The one clear takeaway is that if you are an employer subject to the NLRA, but you could potentially find yourself as a joint employer with an entity outside the jurisdiction of the NLRA, such a finding may not help you avoid the NLRA. How exactly the NLRB will consolidate these seemingly contradictory positions remains to be seen.
The primary employer in this latest bump provides cleaning and maintenance services as a services vendor to various air carriers at John F. Kennedy International Airport, where air carriers assert substantial control over the vendor’s operations. The intervening local unions argued that under the NLRB’s new joint employment test, this assertion of carrier control gave rise to joint employment with the air carriers, which are covered by the Railway Labor Act (RLA) and subject to the exclusive jurisdiction of the National Mediation Board (NMB). Thus, argued the unions, the RLA applies instead of the NLRA.

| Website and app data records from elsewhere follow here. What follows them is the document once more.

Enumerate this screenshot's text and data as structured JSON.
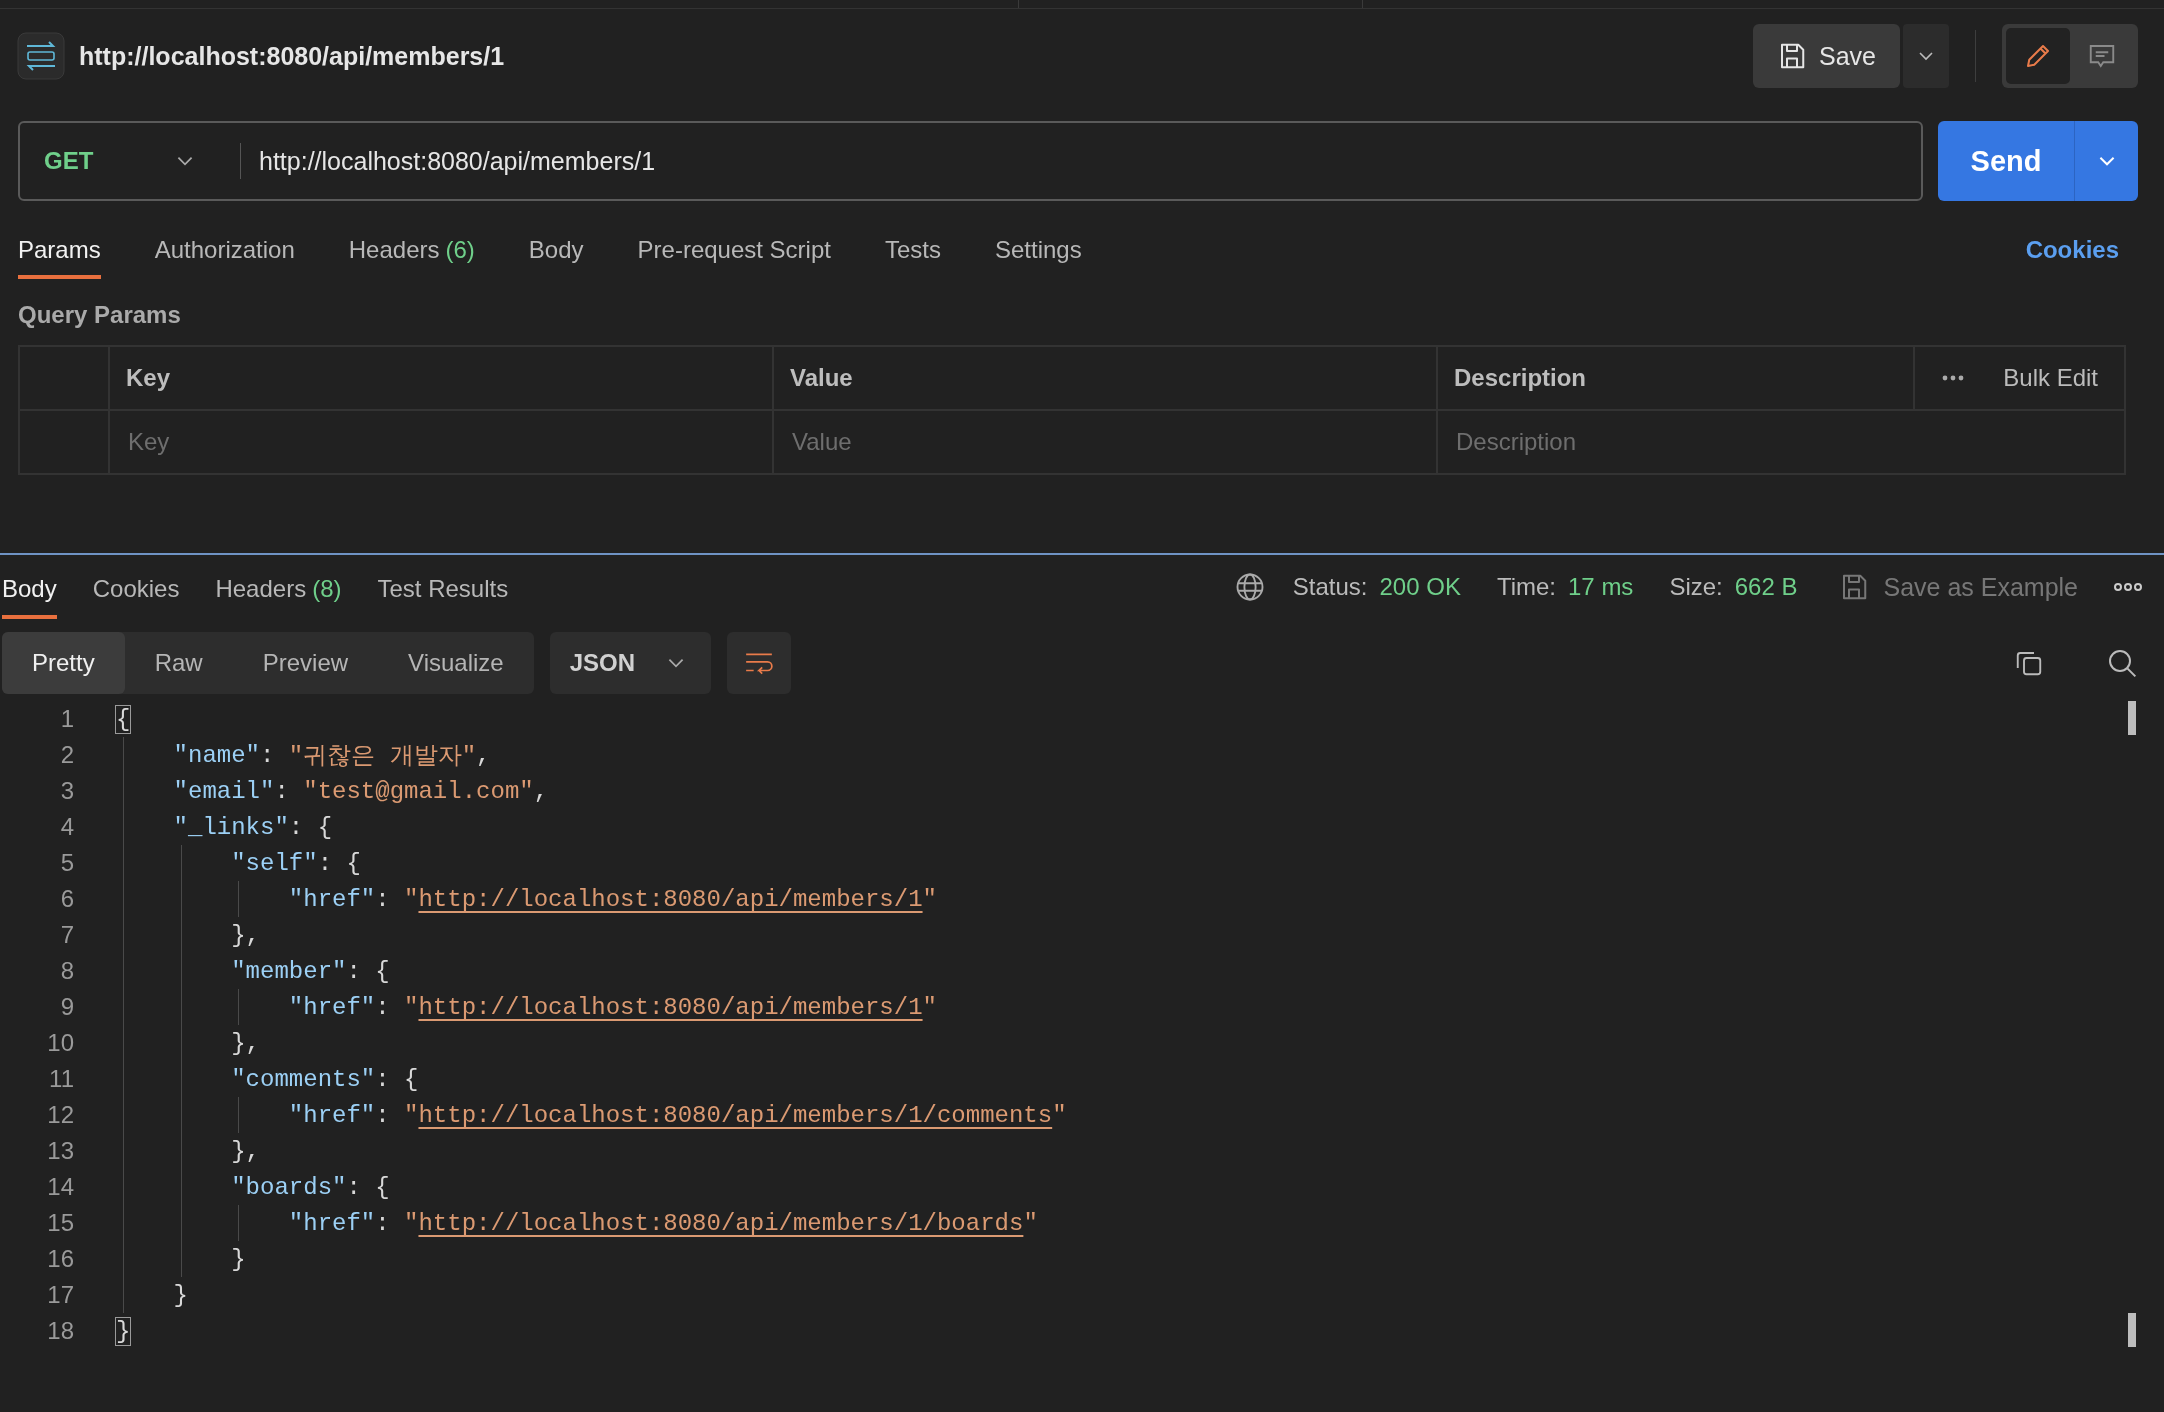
{
  "request": {
    "title": "http://localhost:8080/api/members/1",
    "save_label": "Save",
    "method": "GET",
    "url": "http://localhost:8080/api/members/1",
    "send_label": "Send",
    "mode_edit_selected": true
  },
  "request_tabs": [
    {
      "label": "Params",
      "selected": true
    },
    {
      "label": "Authorization",
      "selected": false
    },
    {
      "label": "Headers",
      "count": "(6)",
      "selected": false
    },
    {
      "label": "Body",
      "selected": false
    },
    {
      "label": "Pre-request Script",
      "selected": false
    },
    {
      "label": "Tests",
      "selected": false
    },
    {
      "label": "Settings",
      "selected": false
    }
  ],
  "cookies_link": "Cookies",
  "query_params": {
    "title": "Query Params",
    "columns": [
      "Key",
      "Value",
      "Description"
    ],
    "bulk_edit": "Bulk Edit",
    "placeholders": [
      "Key",
      "Value",
      "Description"
    ]
  },
  "response_tabs": [
    {
      "label": "Body",
      "selected": true
    },
    {
      "label": "Cookies",
      "selected": false
    },
    {
      "label": "Headers",
      "count": "(8)",
      "selected": false
    },
    {
      "label": "Test Results",
      "selected": false
    }
  ],
  "response_status": [
    {
      "label": "Status:",
      "value": "200 OK"
    },
    {
      "label": "Time:",
      "value": "17 ms"
    },
    {
      "label": "Size:",
      "value": "662 B"
    }
  ],
  "save_example": "Save as Example",
  "view_modes": [
    {
      "label": "Pretty",
      "selected": true
    },
    {
      "label": "Raw",
      "selected": false
    },
    {
      "label": "Preview",
      "selected": false
    },
    {
      "label": "Visualize",
      "selected": false
    }
  ],
  "format": "JSON",
  "code_lines": [
    {
      "number": "1",
      "tokens": [
        {
          "kind": "brace",
          "text": "{",
          "matched": true
        }
      ]
    },
    {
      "number": "2",
      "tokens": [
        {
          "kind": "key",
          "text": "    \"name\""
        },
        {
          "kind": "punct",
          "text": ": "
        },
        {
          "kind": "string",
          "text": "\"귀찮은 개발자\""
        },
        {
          "kind": "punct",
          "text": ","
        }
      ]
    },
    {
      "number": "3",
      "tokens": [
        {
          "kind": "key",
          "text": "    \"email\""
        },
        {
          "kind": "punct",
          "text": ": "
        },
        {
          "kind": "string",
          "text": "\"test@gmail.com\""
        },
        {
          "kind": "punct",
          "text": ","
        }
      ]
    },
    {
      "number": "4",
      "tokens": [
        {
          "kind": "key",
          "text": "    \"_links\""
        },
        {
          "kind": "punct",
          "text": ": {"
        }
      ]
    },
    {
      "number": "5",
      "tokens": [
        {
          "kind": "key",
          "text": "        \"self\""
        },
        {
          "kind": "punct",
          "text": ": {"
        }
      ]
    },
    {
      "number": "6",
      "tokens": [
        {
          "kind": "key",
          "text": "            \"href\""
        },
        {
          "kind": "punct",
          "text": ": "
        },
        {
          "kind": "string",
          "text": "\""
        },
        {
          "kind": "link",
          "text": "http://localhost:8080/api/members/1"
        },
        {
          "kind": "string",
          "text": "\""
        }
      ]
    },
    {
      "number": "7",
      "tokens": [
        {
          "kind": "punct",
          "text": "        },"
        }
      ]
    },
    {
      "number": "8",
      "tokens": [
        {
          "kind": "key",
          "text": "        \"member\""
        },
        {
          "kind": "punct",
          "text": ": {"
        }
      ]
    },
    {
      "number": "9",
      "tokens": [
        {
          "kind": "key",
          "text": "            \"href\""
        },
        {
          "kind": "punct",
          "text": ": "
        },
        {
          "kind": "string",
          "text": "\""
        },
        {
          "kind": "link",
          "text": "http://localhost:8080/api/members/1"
        },
        {
          "kind": "string",
          "text": "\""
        }
      ]
    },
    {
      "number": "10",
      "tokens": [
        {
          "kind": "punct",
          "text": "        },"
        }
      ]
    },
    {
      "number": "11",
      "tokens": [
        {
          "kind": "key",
          "text": "        \"comments\""
        },
        {
          "kind": "punct",
          "text": ": {"
        }
      ]
    },
    {
      "number": "12",
      "tokens": [
        {
          "kind": "key",
          "text": "            \"href\""
        },
        {
          "kind": "punct",
          "text": ": "
        },
        {
          "kind": "string",
          "text": "\""
        },
        {
          "kind": "link",
          "text": "http://localhost:8080/api/members/1/comments"
        },
        {
          "kind": "string",
          "text": "\""
        }
      ]
    },
    {
      "number": "13",
      "tokens": [
        {
          "kind": "punct",
          "text": "        },"
        }
      ]
    },
    {
      "number": "14",
      "tokens": [
        {
          "kind": "key",
          "text": "        \"boards\""
        },
        {
          "kind": "punct",
          "text": ": {"
        }
      ]
    },
    {
      "number": "15",
      "tokens": [
        {
          "kind": "key",
          "text": "            \"href\""
        },
        {
          "kind": "punct",
          "text": ": "
        },
        {
          "kind": "string",
          "text": "\""
        },
        {
          "kind": "link",
          "text": "http://localhost:8080/api/members/1/boards"
        },
        {
          "kind": "string",
          "text": "\""
        }
      ]
    },
    {
      "number": "16",
      "tokens": [
        {
          "kind": "punct",
          "text": "        }"
        }
      ]
    },
    {
      "number": "17",
      "tokens": [
        {
          "kind": "punct",
          "text": "    }"
        }
      ]
    },
    {
      "number": "18",
      "tokens": [
        {
          "kind": "brace",
          "text": "}",
          "matched": true
        }
      ]
    }
  ]
}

The NLRB rejected this argument, at least in part to avoid placing the vendor-employer in a jurisdictional “no-man’s land.” The NMB had previously rejected arguments that it had jurisdiction over the vendor under the NMB’s “carrier control” doctrine (which the NMB has aggressively diluted in recent years to the point that it is questionable whether the doctrine has any viability left). That is how the NLRB originally asserted its own jurisdiction over the employer.
The majority decision itself is one sentence in length, but it includes an unusual concurring opinion by NLRB Member Philip Miscimarra. In his concurrence, Member Miscimarra rejects the jurisdictional arguments in part because he “disagree[s] with the joint-employer standard adopted by the Board.” He concludes that the arguments by the local union based upon the new joint employer standard are well founded and that the Board fails to address this situation of mixed jurisdiction between two joint employers – notably, a situation that was predicted with eerie accuracy in the original Browning-Ferris dissent, hypothesizing about a “CleanCo” whose clients might be railways or airlines subject to the RLA.
In other words, only through Member Miscimarra’s rejection of the Browning-Ferris joint employer standard can he conclude the NLRA governs the vendor to the air carriers. The practical result here is that the vendor-employer does not fall into jurisdictional no-man’s land. Left unanswered however is how the NLRB will develop a workable standard under Browning-Ferris when one of the joint employers falls outside the jurisdiction of the NLRA. The very control asserted by airlines over their vendors that can give rise to joint employment is inherently tied up with the actions of those airlines, who are not subject to the jurisdiction of the NLRA.
NLRB, National Labor Relations Board, Joint Employment, Joint Employer, Browning-Ferris, Foley, Foley Lardner, Foley and Lardner, Foley and Lardner LLP, Foley & Lardner, Foley & Lardner LLP, Labor Law, Employment Law
Christopher Ward was a contributing editor to this post.